How Explicit Instruction Demystifies Complex Learning Behaviors

Higher-order thinking (HOT) is finally getting its due. Thought leaders and practitioners are emerging from the fog of worksheets and workbooks that has obscured the clear-eyed and brain-based teaching needed for long-term learning and actionable understanding. As researchers have been telling us for decades, higher-order thinking, using original ideas to process information, is needed to activate the growth of neurons and the structures that connect them.

Appreciating and acknowledging how essential HOT is to developing high-functioning 21st century students is a good beginning, however, we’ve also learned that thinking strategies must be taught explicitly. Learning how to think is not an automatic by-product of studying certain subjects, assimilating the products of someone else’s thinking, or simply being asked to think about a subject or topic. Following, are some pointers that may be valuable additions to your schema for explicit strategy instruction:

There are degrees of explicitness just as there are degrees of strength. Many teachers believe that telling their students the name of the strategy they are asking them to use, is explicit teaching. Some believe that demonstrating the use of the strategy is explicit teaching. Neither of these teaching behaviors is sufficient to provide students with the working knowledge required to select and use a strategy when stumped by a challenge.

For students to know what to do when they don’t know, the teacher begins by using direct instruction to build students’ awareness of an essential strategy. Working with conscious intent, which she shares with her students, the teacher follows these steps:

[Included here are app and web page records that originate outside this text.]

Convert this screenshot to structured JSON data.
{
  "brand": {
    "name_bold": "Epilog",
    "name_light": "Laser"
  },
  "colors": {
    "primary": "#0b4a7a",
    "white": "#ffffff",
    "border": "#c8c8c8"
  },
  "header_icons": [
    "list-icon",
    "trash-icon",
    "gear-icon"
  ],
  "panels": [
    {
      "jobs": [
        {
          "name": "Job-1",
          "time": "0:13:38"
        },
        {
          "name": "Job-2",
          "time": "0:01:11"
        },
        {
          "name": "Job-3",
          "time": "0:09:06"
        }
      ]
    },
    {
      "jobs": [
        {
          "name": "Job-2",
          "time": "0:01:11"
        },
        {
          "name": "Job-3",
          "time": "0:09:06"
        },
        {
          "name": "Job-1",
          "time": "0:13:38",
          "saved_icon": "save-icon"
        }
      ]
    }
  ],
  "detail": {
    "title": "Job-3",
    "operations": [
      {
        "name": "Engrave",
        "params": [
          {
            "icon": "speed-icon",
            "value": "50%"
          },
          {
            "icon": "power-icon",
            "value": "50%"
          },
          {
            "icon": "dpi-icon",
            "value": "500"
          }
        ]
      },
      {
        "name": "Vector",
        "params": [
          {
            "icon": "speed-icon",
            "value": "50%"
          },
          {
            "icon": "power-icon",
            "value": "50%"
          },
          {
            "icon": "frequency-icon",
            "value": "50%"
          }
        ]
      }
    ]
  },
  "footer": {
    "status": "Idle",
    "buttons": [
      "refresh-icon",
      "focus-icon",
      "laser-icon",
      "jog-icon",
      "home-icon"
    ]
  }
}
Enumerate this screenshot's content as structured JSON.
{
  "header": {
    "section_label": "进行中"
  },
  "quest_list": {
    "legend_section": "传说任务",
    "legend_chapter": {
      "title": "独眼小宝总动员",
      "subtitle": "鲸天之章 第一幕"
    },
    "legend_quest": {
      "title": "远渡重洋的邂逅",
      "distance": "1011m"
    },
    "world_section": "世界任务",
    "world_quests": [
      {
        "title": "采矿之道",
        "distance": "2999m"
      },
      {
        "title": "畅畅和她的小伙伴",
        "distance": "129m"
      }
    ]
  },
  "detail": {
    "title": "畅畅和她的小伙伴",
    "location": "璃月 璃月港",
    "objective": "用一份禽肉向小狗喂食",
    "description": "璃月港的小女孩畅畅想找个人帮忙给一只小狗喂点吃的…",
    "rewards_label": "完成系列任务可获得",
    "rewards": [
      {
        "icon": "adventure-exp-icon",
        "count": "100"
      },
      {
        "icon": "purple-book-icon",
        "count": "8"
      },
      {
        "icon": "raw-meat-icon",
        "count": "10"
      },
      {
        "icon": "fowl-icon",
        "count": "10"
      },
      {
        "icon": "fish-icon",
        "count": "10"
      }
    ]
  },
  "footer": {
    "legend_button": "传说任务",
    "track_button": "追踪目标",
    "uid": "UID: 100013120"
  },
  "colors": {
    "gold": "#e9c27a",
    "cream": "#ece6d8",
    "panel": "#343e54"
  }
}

  1. Name the strategy being taught and
  2. Explain the usefulness of the strategy and relate the strategy to the  students’ prior experiences.
  3. Clarify underlying concepts (e.g. organizing) by using manipulative materials, graphics, or stories.
  4. Model the use of the strategy while thinking aloud. (You will first have to unpack the strategy, which you use automatically.)
  5. Engage the students in retelling what they observed. Make a written record of the steps you used.
  6. Begin whole group guided practice using the strategy in the context of content material and continue practice gradually releasing responsibility.

As referred to above, if instruction ends with this teacher-directed lesson, we cannot assume students will initiate the strategy independently. Proficient readers, writers, and problem solvers do not use strategies one at a time, nor do they use them simply when under strong instructional control.

Instruction has to be applied to problem-solving. In this interactive phase of mediation, the teacher coaches the students as they put the strategy to work. When challenges arise while in the process of reading, writing, and problem solving, the teacher engages the students in dialogue to select, clarify and facilitate the use of a new behavior in conjunction with other essential strategies. The curriculum takes on a dual agenda of teaching process and product. In effect the teacher invites the explicit teaching of strategies to the table along with the content of learning.